Then lastly solder the side/end piece to the footplate.

Gladiator GNR Self Trimming Tender

Gladiator GNR Self Trimming Tender

A tender moment or two with the Gladiator J6

After my interlude with the Streamlined Coronations I am now back on the J6.
Over the last couple of evenings I have prepared the Finney Hornguides/blocks ([s]nicked[/s]) borrowed from my A1 kit until I collect some more from the guys at Telford.
Then I started on the instructions which have you prepare the outer chassis first and then attach it to the tender footplate.
Here’s where I got to on that last night.

Gladiator GNR Self Trimming Tender Chassis

Gladiator GNR Self Trimming Tender Chassis

Southern Pillbox Brake Van finished and sold

Last night saw the Southern Brake Van finished. Anyone who hasn’t used Glue N Glaze before I can thoroughly recommend it.

I added it to small adds and it sold fairly quickly.

Parkside SR-BR Pillbox Brake Van

Parkside SR-BR Pillbox Brake Van

Parkside SR-BR Pillbox Brake Van

Parkside SR-BR Pillbox Brake Van

Parkside SR-BR Pillbox Brake Van

Parkside SR-BR Pillbox Brake Van

Parkside SR-BR Pillbox Brake Van

A touch of the Southern rolling across the bench

During last week I took a little time out on a couple of evenings to get the top coat of paint on ready for transfers.

 

A more knowledgeable gent than I also pointed out that I had made an error with one of the brake linkages so I will have a look at sorting that.

Parkside SR Pillbox Brake Van

Parkside SR Pillbox Brake Van

Parkside SR Pillbox Brake Van

 

I then blackened the buffers and added a decent set of 3 link couplings.

 

To blacken the buffer shanks I heated then to cherry red with the microflame and dunked them in a small pot of oil (I used 3 in 1 but apparently any oil even cooking oil will do the job). When cool take them out and wrap in kitchen paper to soak up all the oil and leave until the next day when they are ready for fitting – Please note this method is only any good for steel buffer heads

Parkside SR Pillbox Brake Van

Parkside SR Pillbox Brake Van

 

Parkside Southern Brake Van

I had a really busy weekend this weekend and one the things that I made much progress on was the SR Brake van that I started earlier in the thread.
After work today I gave it blast of primer and here it is.

Parkside SR Pillbox Brake Van – In Primer

Parkside SR Pillbox Brake Van – In Primer

Parkside SR Pillbox Brake Van – In Primer

Parkside SR Pillbox Brake Van – In Primer

Parkside SR Pillbox Brake Van – In Primer

Parkside SR Pillbox Brake Van – In Primer

Parkside SR Pillbox Brake Van – In Primer

Parkside SR Pillbox Brake Van – In Primer

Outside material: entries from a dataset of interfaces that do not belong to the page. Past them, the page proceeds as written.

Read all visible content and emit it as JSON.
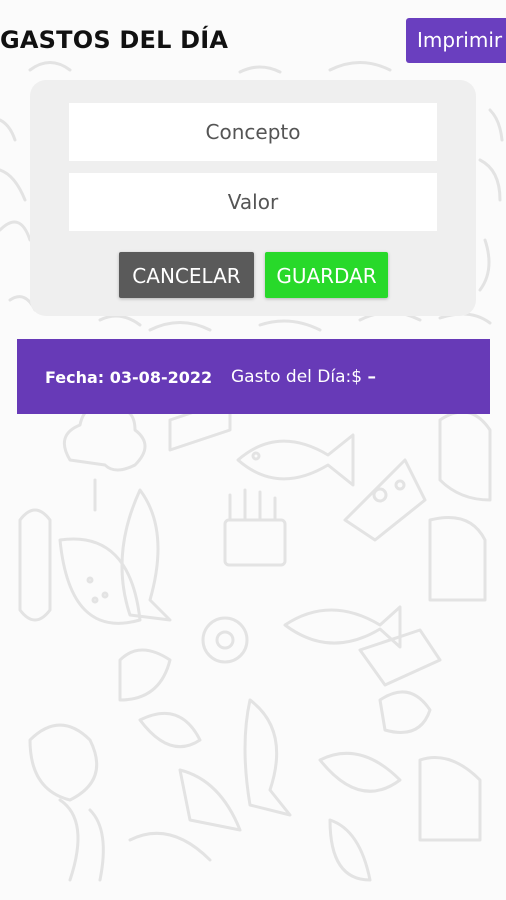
{
  "header": {
    "title": "GASTOS DEL DÍA",
    "print_label": "Imprimir"
  },
  "form": {
    "concepto_placeholder": "Concepto",
    "valor_placeholder": "Valor",
    "cancel_label": "CANCELAR",
    "save_label": "GUARDAR"
  },
  "summary": {
    "date_text": "Fecha: 03-08-2022",
    "expense_label": "Gasto del Día:$",
    "expense_value": "–"
  },
  "colors": {
    "accent": "#673ab7",
    "save": "#28d92a",
    "cancel": "#5a5a5a"
  }
}
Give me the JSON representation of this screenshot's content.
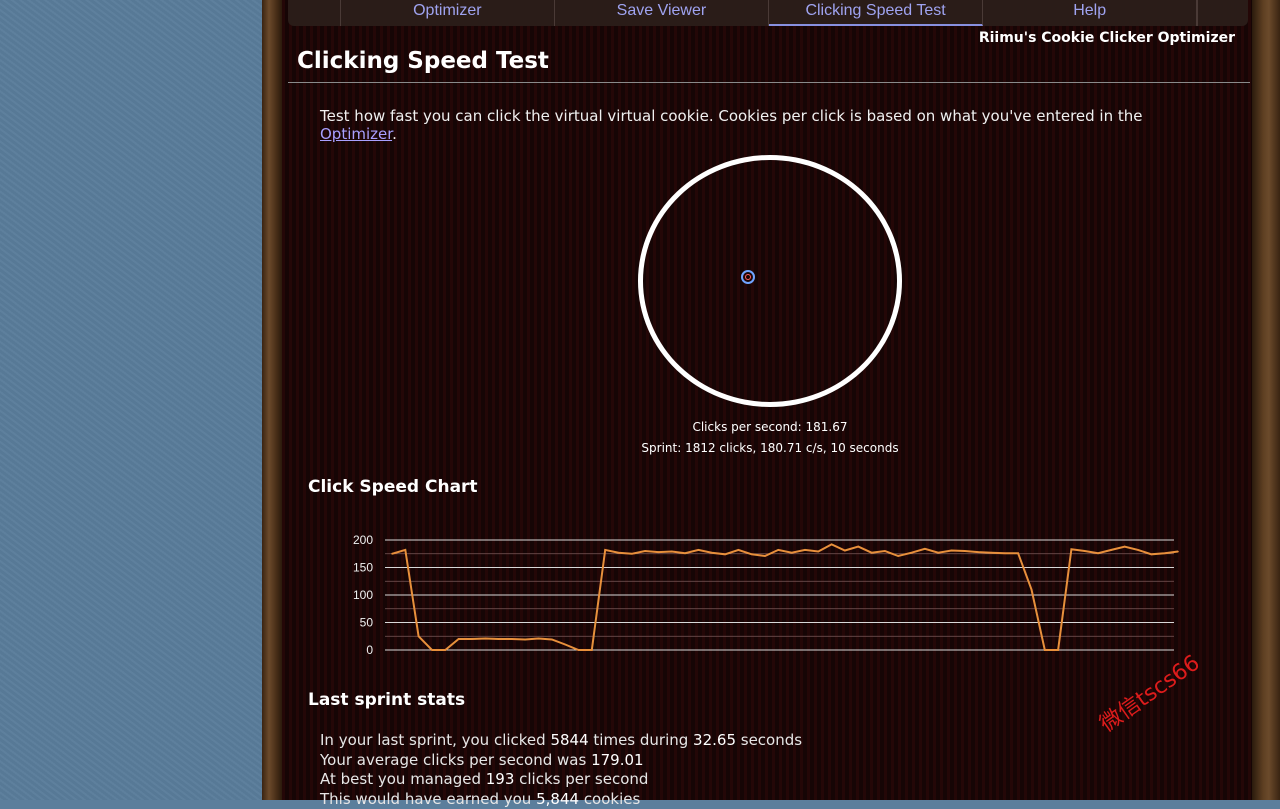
{
  "tabs": [
    {
      "label": "Optimizer"
    },
    {
      "label": "Save Viewer"
    },
    {
      "label": "Clicking Speed Test"
    },
    {
      "label": "Help"
    }
  ],
  "brand": "Riimu's Cookie Clicker Optimizer",
  "page_title": "Clicking Speed Test",
  "intro": {
    "text": "Test how fast you can click the virtual virtual cookie. Cookies per click is based on what you've entered in the ",
    "link": "Optimizer",
    "tail": "."
  },
  "clicks_per_second": "Clicks per second: 181.67",
  "sprint": "Sprint: 1812 clicks, 180.71 c/s, 10 seconds",
  "chart_section_title": "Click Speed Chart",
  "chart_data": {
    "type": "line",
    "color": "#e8903c",
    "ylim": [
      0,
      200
    ],
    "yticks": [
      0,
      50,
      100,
      150,
      200
    ],
    "values": [
      175,
      182,
      25,
      0,
      0,
      20,
      20,
      21,
      20,
      20,
      19,
      21,
      19,
      10,
      0,
      0,
      182,
      177,
      175,
      180,
      178,
      179,
      176,
      182,
      177,
      174,
      182,
      174,
      171,
      182,
      177,
      182,
      179,
      192,
      181,
      188,
      177,
      180,
      171,
      177,
      184,
      177,
      181,
      180,
      178,
      177,
      176,
      176,
      110,
      0,
      0,
      183,
      180,
      176,
      182,
      188,
      182,
      174,
      176,
      179
    ]
  },
  "stats_section_title": "Last sprint stats",
  "stats": {
    "l1_a": "In your last sprint, you clicked ",
    "l1_b": "5844",
    "l1_c": " times during ",
    "l1_d": "32.65",
    "l1_e": " seconds",
    "l2_a": "Your average clicks per second was ",
    "l2_b": "179.01",
    "l3_a": "At best you managed ",
    "l3_b": "193",
    "l3_c": " clicks per second",
    "l4_a": "This would have earned you ",
    "l4_b": "5,844",
    "l4_c": " cookies"
  },
  "watermark": "微信tscs66"
}
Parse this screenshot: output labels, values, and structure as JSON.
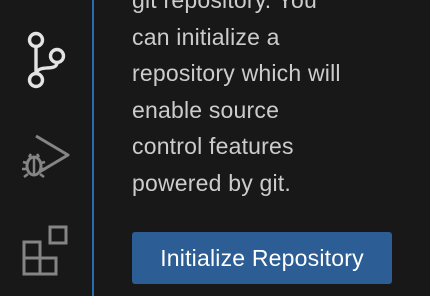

Now I have a bit of a dilemma, I plan to sell it once it’s finished (I bought it specifically to build and sell on as I neither model BR or the Southern) and I have seen examples with both screw and 3 link coupling and I am unsure which to add – If I add screw couplings it will add another £5 to the price.
Similarly with a stove, if I add a cast stove it will again add another £5 to the cost. without my adding anything for the assembly etc. of them.
If you were a buyer would you prefer screw couplings and a stove or to get the van £10 cheaper?